In a fast-changing world beset by unpredictable climate conditions, farmers cannot afford to ignore new technology. Researchers in Australia are developing an online virtual world program to share information about climate change and more sustainable farming techniques for sugar cane growers. As VOA's Zlatica Hoke reports, the idea is to create a wider support network for farmers.
Video

Video Airline Expert: Missile will Show Signature on Debris

The debris field from Malaysia Airlines Flight 17 is spread over a 21-kilometer radius in eastern Ukraine. It is expected to take investigators months to sort through the airplane pieces to learn about the missile that brought down the jetliner and who fired it. VOAs Carolyn Presutti explains how this work will be done.
Video

Video Treatment for Childhood Epilepsy Heats up Medical Marijuana Debate

In the United States, marijuana is classed as an illegal drug by the federal government. But nearly half the states have legalized it, to some degree. Proponents say some strains of marijuana might have exceptional health benefits, for treating pain or inflammation in chronic conditions such as cancer, multiple sclerosis and epilepsy. Shelley Schlender reports on a strain of medical marijuana developed in Colorado that is reputed to reduce seizures in childhood epilepsy
Video

Video Airbus Adds Metal 3D Printed Parts to New Jets

By the end of this year, European aircraft manufacturing consortium Airbus plans to deliver the first of its new, extra-wide-body passenger jets, the A350-XWB. Among other technological innovations, the new plane will also incorporate metal parts made in a 3-D printer. VOA's George Putic has more.
Video

Video AIDS Conference Welcomes Exciting Developments in HIV Treatment, Prevention

Significant strides have been made in recent years toward the treatment and prevention of HIV, the virus that causes AIDS. This year, at the International AIDS Conference, the AIDS community welcomed progress on a new pill that may prevent transmission of the deadly virus. VOA’s Anita Powell reports from Melbourne, Australia.
Video

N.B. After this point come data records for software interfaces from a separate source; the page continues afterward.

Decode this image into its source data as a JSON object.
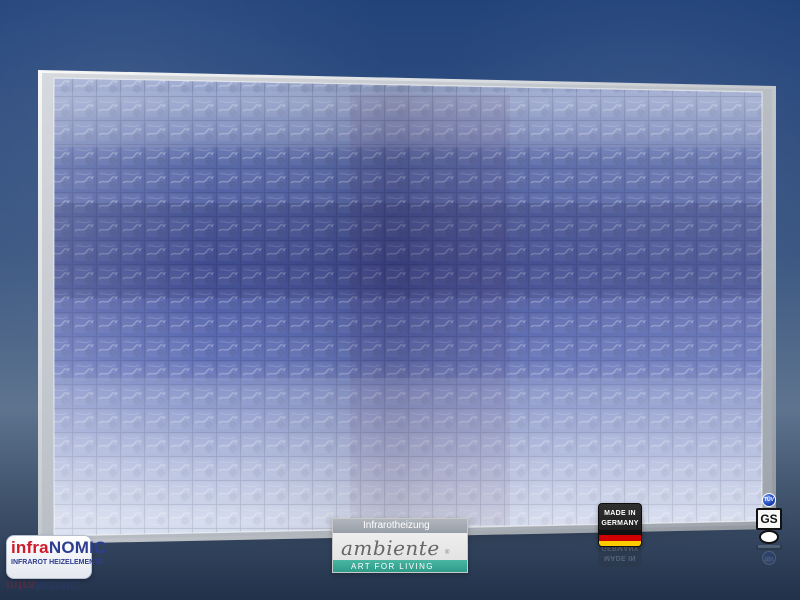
{
  "scene": {
    "subject": "glass-block-panel"
  },
  "badges": {
    "infranomic": {
      "title_lower": "infra",
      "title_upper": "NOMIC",
      "subtitle": "INFRAROT HEIZELEMENTE",
      "colors": {
        "primary": "#2d3d8f",
        "accent": "#d01a2a"
      }
    },
    "ambiente": {
      "heading": "Infrarotheizung",
      "wordmark": "ambiente",
      "registered": "®",
      "tagline": "ART FOR LIVING",
      "colors": {
        "header": "#9ea4ac",
        "band": "#39a895"
      }
    },
    "made_in_germany": {
      "line1": "MADE IN",
      "line2": "GERMANY",
      "flag_colors": [
        "#111111",
        "#d00000",
        "#ffcc00"
      ]
    },
    "gs": {
      "tuv": "TÜV",
      "mark": "GS"
    }
  }
}
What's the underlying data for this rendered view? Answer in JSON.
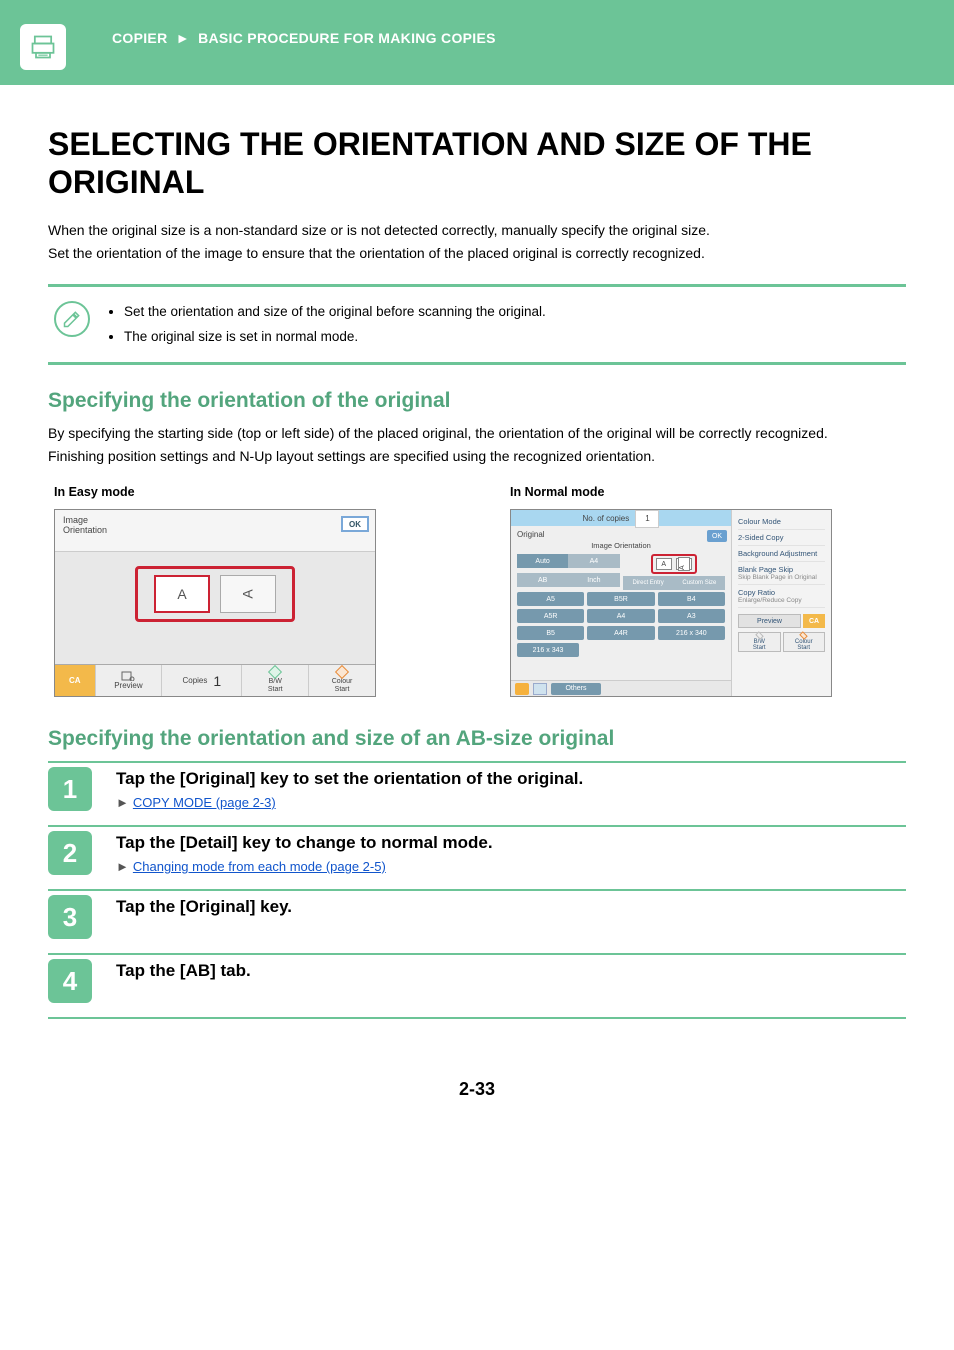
{
  "header": {
    "breadcrumb1": "COPIER",
    "breadcrumb_sep": "►",
    "breadcrumb2": "BASIC PROCEDURE FOR MAKING COPIES"
  },
  "title": "SELECTING THE ORIENTATION AND SIZE OF THE ORIGINAL",
  "intro": {
    "p1": "When the original size is a non-standard size or is not detected correctly, manually specify the original size.",
    "p2": "Set the orientation of the image to ensure that the orientation of the placed original is correctly recognized."
  },
  "notes": {
    "n1": "Set the orientation and size of the original before scanning the original.",
    "n2": "The original size is set in normal mode."
  },
  "sect1": {
    "heading": "Specifying the orientation of the original",
    "p1": "By specifying the starting side (top or left side) of the placed original, the orientation of the original will be correctly recognized.",
    "p2": "Finishing position settings and N-Up layout settings are specified using the recognized orientation."
  },
  "modes": {
    "easy_label": "In Easy mode",
    "normal_label": "In Normal mode"
  },
  "easy_panel": {
    "header": "Image\nOrientation",
    "ok": "OK",
    "ca": "CA",
    "preview": "Preview",
    "copies_label": "Copies",
    "copies_value": "1",
    "bw_start": "B/W",
    "start_txt": "Start",
    "colour_start": "Colour"
  },
  "normal_panel": {
    "copies_label": "No. of copies",
    "copies_value": "1",
    "original": "Original",
    "ok": "OK",
    "orient_label": "Image Orientation",
    "tabs": {
      "auto": "Auto",
      "a4": "A4",
      "ab": "AB",
      "inch": "Inch",
      "direct": "Direct Entry",
      "custom": "Custom Size"
    },
    "sizes": {
      "r1": [
        "A5",
        "B5R",
        "B4"
      ],
      "r2": [
        "A5R",
        "A4",
        "A3"
      ],
      "r3": [
        "B5",
        "A4R",
        "216 x 340"
      ],
      "r4": [
        "216 x 343"
      ]
    },
    "others": "Others",
    "right": {
      "colour_mode": "Colour Mode",
      "two_sided": "2-Sided Copy",
      "bg_adjust": "Background Adjustment",
      "blank_skip": "Blank Page Skip",
      "blank_skip_sub": "Skip Blank Page in Original",
      "copy_ratio": "Copy Ratio",
      "copy_ratio_sub": "Enlarge/Reduce Copy",
      "preview": "Preview",
      "ca": "CA",
      "bw": "B/W",
      "start": "Start",
      "colour": "Colour"
    }
  },
  "sect2": {
    "heading": "Specifying the orientation and size of an AB-size original"
  },
  "steps": {
    "s1": {
      "num": "1",
      "title": "Tap the [Original] key to set the orientation of the original.",
      "link": "COPY MODE (page 2-3)"
    },
    "s2": {
      "num": "2",
      "title": "Tap the [Detail] key to change to normal mode.",
      "link": "Changing mode from each mode (page 2-5)"
    },
    "s3": {
      "num": "3",
      "title": "Tap the [Original] key."
    },
    "s4": {
      "num": "4",
      "title": "Tap the [AB] tab."
    }
  },
  "page_number": "2-33"
}
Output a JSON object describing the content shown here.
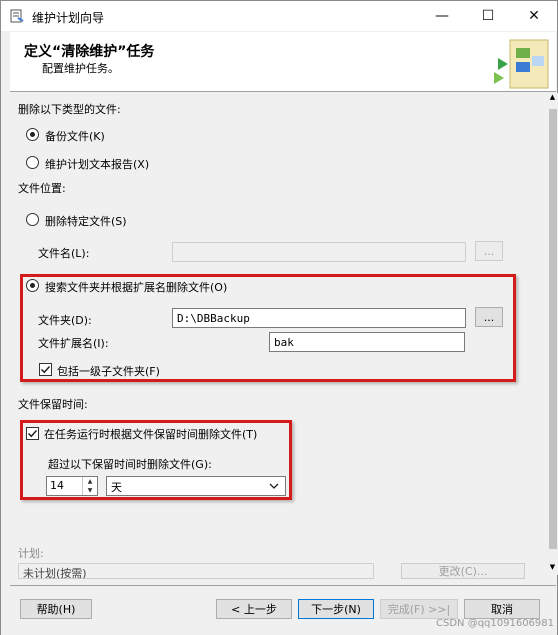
{
  "window": {
    "title": "维护计划向导",
    "controls": {
      "minimize": "—",
      "maximize": "☐",
      "close": "✕"
    }
  },
  "header": {
    "title": "定义“清除维护”任务",
    "subtitle": "配置维护任务。"
  },
  "delete_type": {
    "label": "删除以下类型的文件:",
    "options": [
      {
        "label": "备份文件(K)",
        "selected": true
      },
      {
        "label": "维护计划文本报告(X)",
        "selected": false
      }
    ]
  },
  "file_location": {
    "label": "文件位置:",
    "specific_file": {
      "option_label": "删除特定文件(S)",
      "selected": false,
      "filename_label": "文件名(L):",
      "filename_value": "",
      "browse_label": "..."
    },
    "search_folder": {
      "option_label": "搜索文件夹并根据扩展名删除文件(O)",
      "selected": true,
      "folder_label": "文件夹(D):",
      "folder_value": "D:\\DBBackup",
      "browse_label": "...",
      "extension_label": "文件扩展名(I):",
      "extension_value": "bak",
      "include_subfolders_label": "包括一级子文件夹(F)",
      "include_subfolders_checked": true
    }
  },
  "retention": {
    "label": "文件保留时间:",
    "delete_by_age_label": "在任务运行时根据文件保留时间删除文件(T)",
    "delete_by_age_checked": true,
    "older_than_label": "超过以下保留时间时删除文件(G):",
    "amount": "14",
    "unit": "天"
  },
  "schedule": {
    "label": "计划:",
    "value": "未计划(按需)",
    "change_label": "更改(C)..."
  },
  "footer": {
    "help": "帮助(H)",
    "back": "< 上一步",
    "next": "下一步(N)",
    "finish": "完成(F) >>|",
    "cancel": "取消"
  },
  "watermark": "CSDN @qq1091606981",
  "colors": {
    "highlight_border": "#d51a1a",
    "primary_button_border": "#0078d7"
  }
}
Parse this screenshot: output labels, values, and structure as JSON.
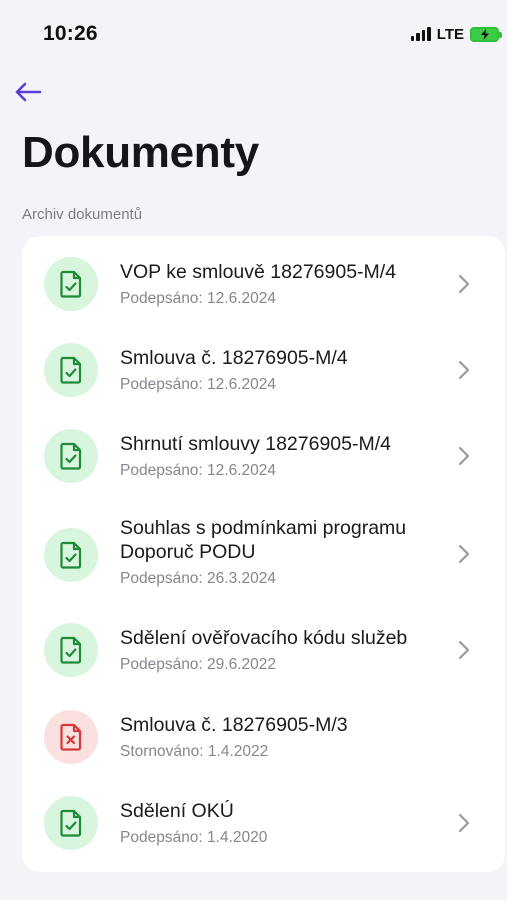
{
  "status_bar": {
    "time": "10:26",
    "network": "LTE",
    "battery_color": "#3ccb47"
  },
  "header": {
    "back_icon": "arrow-left-icon",
    "title": "Dokumenty",
    "section_label": "Archiv dokumentů"
  },
  "colors": {
    "accent": "#5b3fd9",
    "ok_bg": "#d8f5dd",
    "ok_fg": "#1f8a3a",
    "bad_bg": "#fbe0e0",
    "bad_fg": "#d23a3a"
  },
  "documents": [
    {
      "title": "VOP ke smlouvě 18276905-M/4",
      "subtitle": "Podepsáno: 12.6.2024",
      "status": "signed",
      "icon": "document-check-icon",
      "has_chevron": true
    },
    {
      "title": "Smlouva č. 18276905-M/4",
      "subtitle": "Podepsáno: 12.6.2024",
      "status": "signed",
      "icon": "document-check-icon",
      "has_chevron": true
    },
    {
      "title": "Shrnutí smlouvy 18276905-M/4",
      "subtitle": "Podepsáno: 12.6.2024",
      "status": "signed",
      "icon": "document-check-icon",
      "has_chevron": true
    },
    {
      "title_line1": "Souhlas s podmínkami programu",
      "title_line2": "Doporuč PODU",
      "subtitle": "Podepsáno: 26.3.2024",
      "status": "signed",
      "icon": "document-check-icon",
      "has_chevron": true
    },
    {
      "title": "Sdělení ověřovacího kódu služeb",
      "subtitle": "Podepsáno: 29.6.2022",
      "status": "signed",
      "icon": "document-check-icon",
      "has_chevron": true
    },
    {
      "title": "Smlouva č. 18276905-M/3",
      "subtitle": "Stornováno: 1.4.2022",
      "status": "cancelled",
      "icon": "document-x-icon",
      "has_chevron": false
    },
    {
      "title": "Sdělení OKÚ",
      "subtitle": "Podepsáno: 1.4.2020",
      "status": "signed",
      "icon": "document-check-icon",
      "has_chevron": true
    }
  ]
}
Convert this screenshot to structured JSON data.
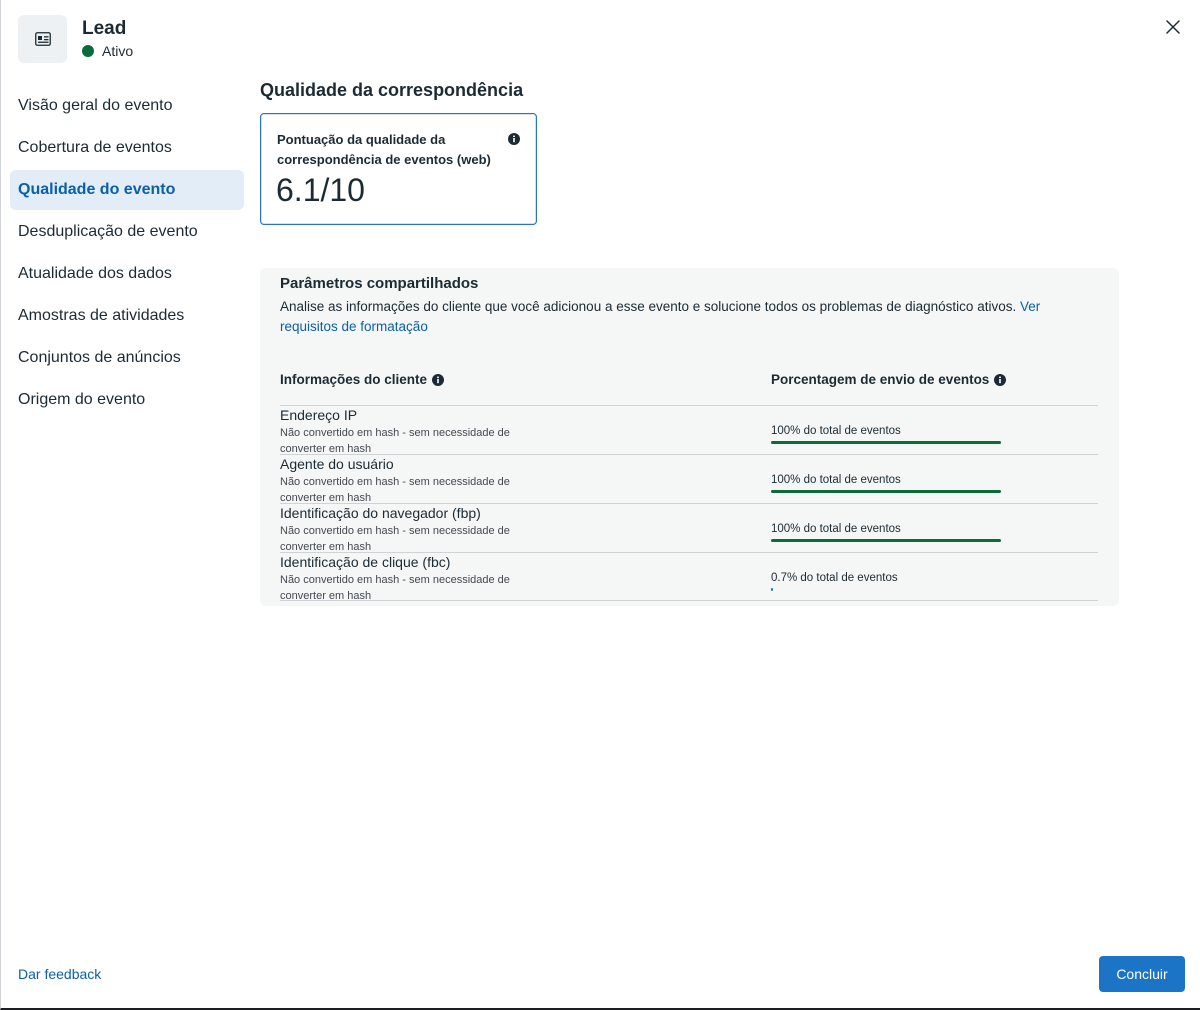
{
  "header": {
    "icon": "contact-card-icon",
    "title": "Lead",
    "status": "Ativo",
    "status_color": "#0b6b3a",
    "close_icon": "close-icon"
  },
  "sidebar": {
    "items": [
      {
        "label": "Visão geral do evento",
        "active": false
      },
      {
        "label": "Cobertura de eventos",
        "active": false
      },
      {
        "label": "Qualidade do evento",
        "active": true
      },
      {
        "label": "Desduplicação de evento",
        "active": false
      },
      {
        "label": "Atualidade dos dados",
        "active": false
      },
      {
        "label": "Amostras de atividades",
        "active": false
      },
      {
        "label": "Conjuntos de anúncios",
        "active": false
      },
      {
        "label": "Origem do evento",
        "active": false
      }
    ]
  },
  "main": {
    "section_title": "Qualidade da correspondência",
    "score_card": {
      "label": "Pontuação da qualidade da correspondência de eventos (web)",
      "value": "6.1/10",
      "info_icon": "info-icon"
    },
    "params": {
      "title": "Parâmetros compartilhados",
      "description": "Analise as informações do cliente que você adicionou a esse evento e solucione todos os problemas de diagnóstico ativos. ",
      "link": "Ver requisitos de formatação",
      "col_left": "Informações do cliente",
      "col_right": "Porcentagem de envio de eventos",
      "rows": [
        {
          "name": "Endereço IP",
          "note": "Não convertido em hash - sem necessidade de converter em hash",
          "pct_label": "100% do total de eventos",
          "fraction": 1.0
        },
        {
          "name": "Agente do usuário",
          "note": "Não convertido em hash - sem necessidade de converter em hash",
          "pct_label": "100% do total de eventos",
          "fraction": 1.0
        },
        {
          "name": "Identificação do navegador (fbp)",
          "note": "Não convertido em hash - sem necessidade de converter em hash",
          "pct_label": "100% do total de eventos",
          "fraction": 1.0
        },
        {
          "name": "Identificação de clique (fbc)",
          "note": "Não convertido em hash - sem necessidade de converter em hash",
          "pct_label": "0.7% do total de eventos",
          "fraction": 0.007
        }
      ]
    }
  },
  "footer": {
    "feedback": "Dar feedback",
    "done": "Concluir"
  },
  "colors": {
    "accent": "#1b74c5",
    "link": "#0a5fad",
    "success": "#0b6b3a"
  }
}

Video IAEA: Iran Turns its Enriched Uranium Into Less Harmful Form

Iran has converted its stockpiles of enriched uranium into a less dangerous form that is more difficult to use for nuclear weapons, according to the United Nations’ Atomic Energy Agency. The move complies with an interim deal reached with Western powers on Iran's nuclear program last year, in exchange for easing of sanctions. Henry Ridgwell reports for VOA from London.

AppleAndroid